Video of Security Council meeting [UN, 2hrs 34mins]

November 19 2004 – The Government of Sudan and southern rebels today pledged to end two decades of war by 31 December, signing a memorandum in front of the United Nations Security Council which had convened in neighbouring Kenya in a rare session outside New York to press for peace in Africa’s largest county.

Immediately afterwards the 15-member body – meeting outside UN Headquarters in New York for the first time in 14 years and for just the fourth instance in half a century – unanimously adopted a resolution promising speedy aid once the war is formally ended and voicing the hope that the peace in the south would spill over into Darfur in the west, which the UN has termed the world’s worst humanitarian crisis.


The signing of the Memorandum of Understanding by the Government and the Sudan People’s Liberation Movement/Army (SPLM/A) was the climax of the two-day Council meeting in Nairobi, the Kenyan capital, and the culmination of two years of talks between the parties.
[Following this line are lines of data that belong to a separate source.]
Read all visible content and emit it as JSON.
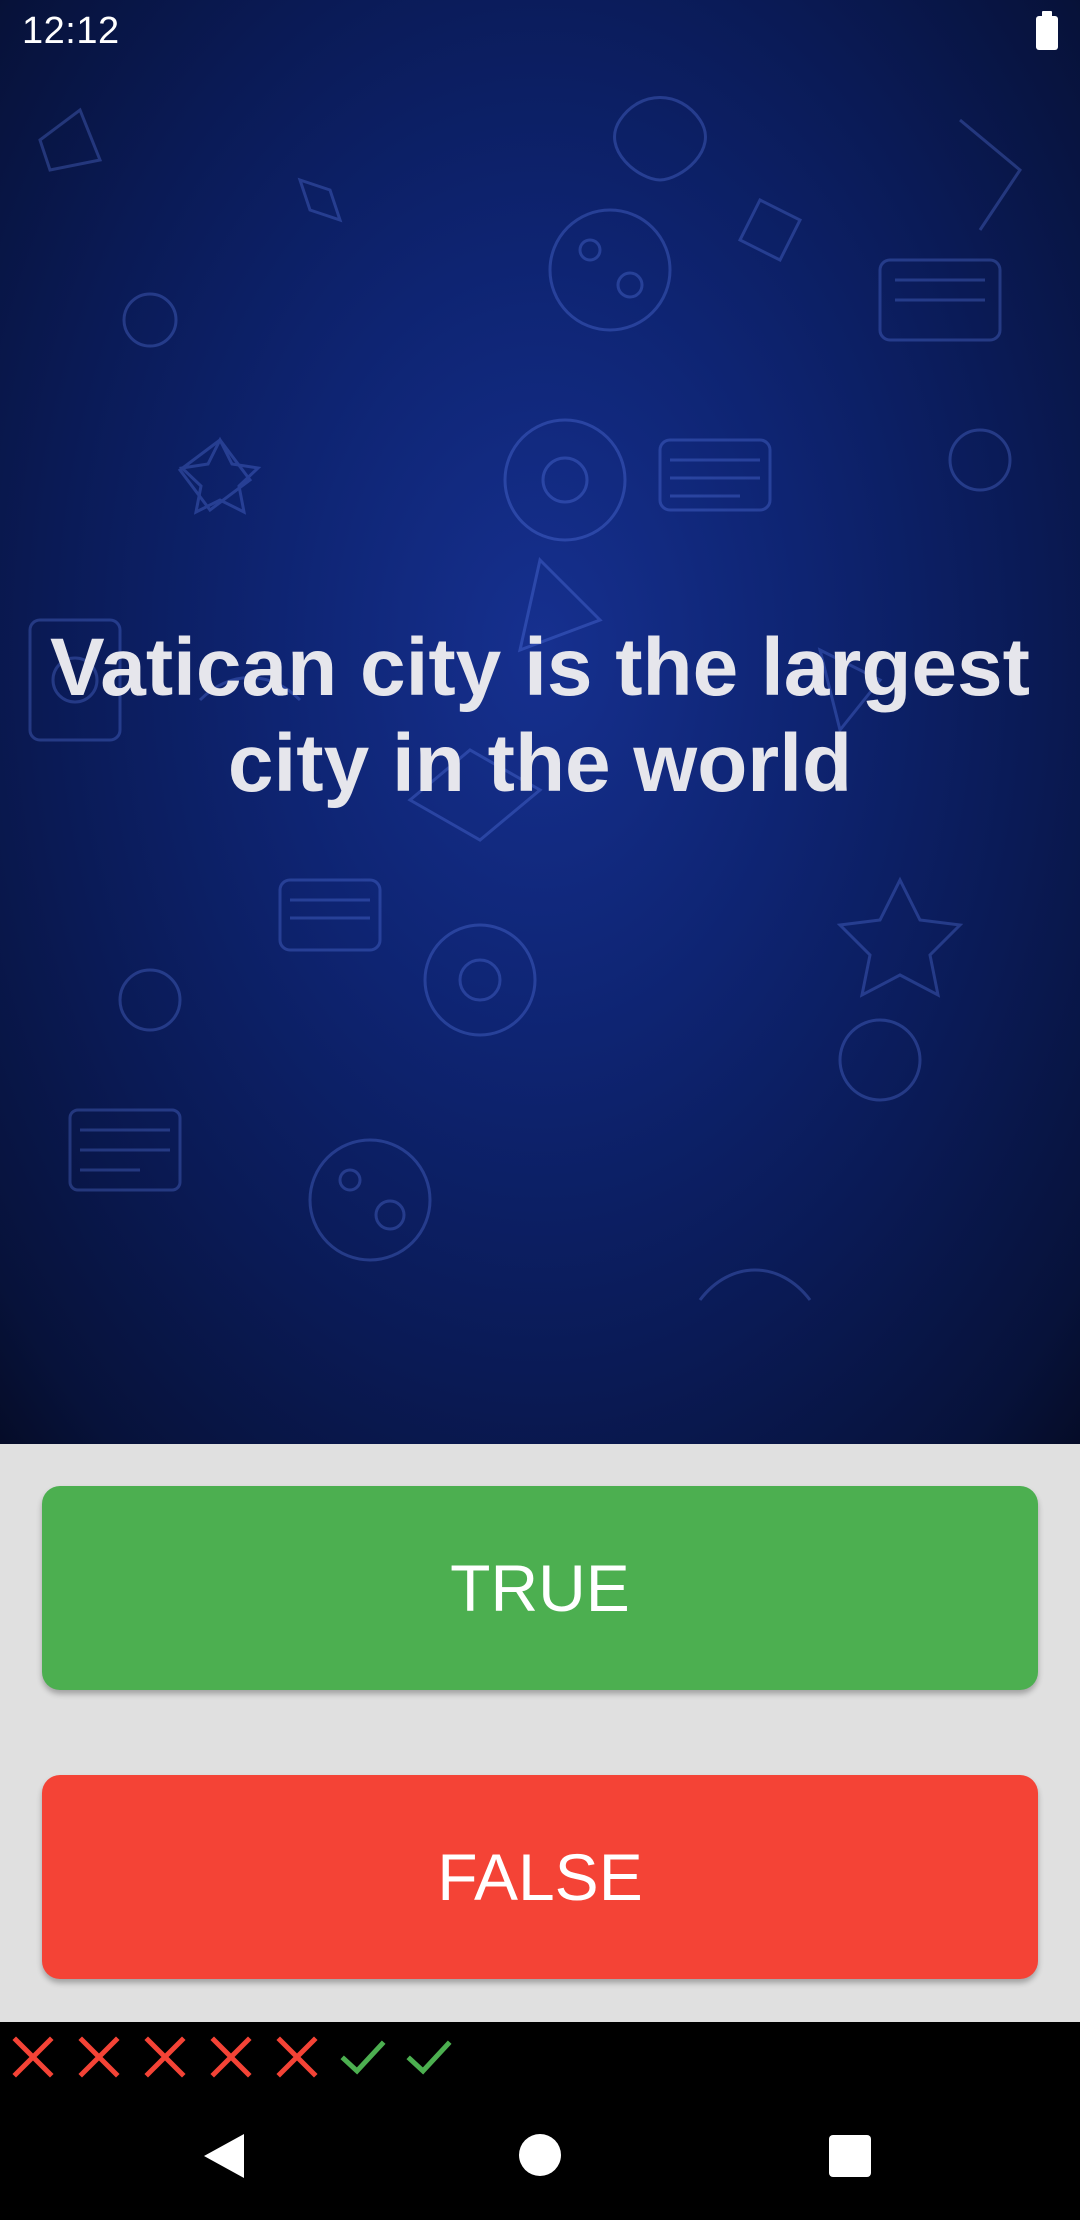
{
  "status": {
    "time": "12:12"
  },
  "question": {
    "text": "Vatican city is the largest city in the world"
  },
  "buttons": {
    "true_label": "TRUE",
    "false_label": "FALSE"
  },
  "score": {
    "results": [
      "wrong",
      "wrong",
      "wrong",
      "wrong",
      "wrong",
      "correct",
      "correct"
    ]
  },
  "colors": {
    "true_button": "#4caf50",
    "false_button": "#f44336",
    "panel": "#e0e0e0",
    "hero": "#0e2472"
  }
}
Secretary-General Kofi Annan attended the meeting yesterday and urged the parties to seize the opportunity to end the country’s “long nightmare” of civil wars.

Sudan’s First Vice President Ali Othman Taha told the Council his country now looked forward to reaping the dividends of peace with an international donor conference scheduled to be held in Norway.

SPLM/A leader John Garang also stressed the need for international aid, noting that of 48 years since Sudan won independence 39 have witnessed war and urging donors to honour their pledges and release funds.

While stressing its strong support for the efforts of the Government and the SPLM/A to reach a comprehensive peace agreement, much of the Council’s resolution was devoted to the conflict in Darfur, where about 1.7 million people have been displaced and Janjaweed militias stand accused of killing and raping thousands of villagers after rebel groups took up arms last year demanding a greater share of economic resources.

It voiced “serious concern at the growing insecurity and violence in Darfur, the dire humanitarian situation, continued violations of human rights and repeated breaches of the ceasefire.”

The Council demanded that Government and rebel forces and all other armed groups immediately cease all violence there and cooperate with international humanitarian relief and monitoring efforts, warning that the Council would “take appropriate action against any party failing to fulfil its commitments.”

It called on Member States to provide urgent and generous contributions to the humanitarian efforts underway in Sudan and neighbouring Chad, where some 200,000 Sudanese from Darfur have sought refuge.

Council members took the floor to voice support for the peace efforts, with several emphasizing the exceptional nature of the body’s meeting in Kenya both as a signal of the importance it gave to ending the war in Africa’s largest country and as an opportunity to take back to New York a better understanding of the continent.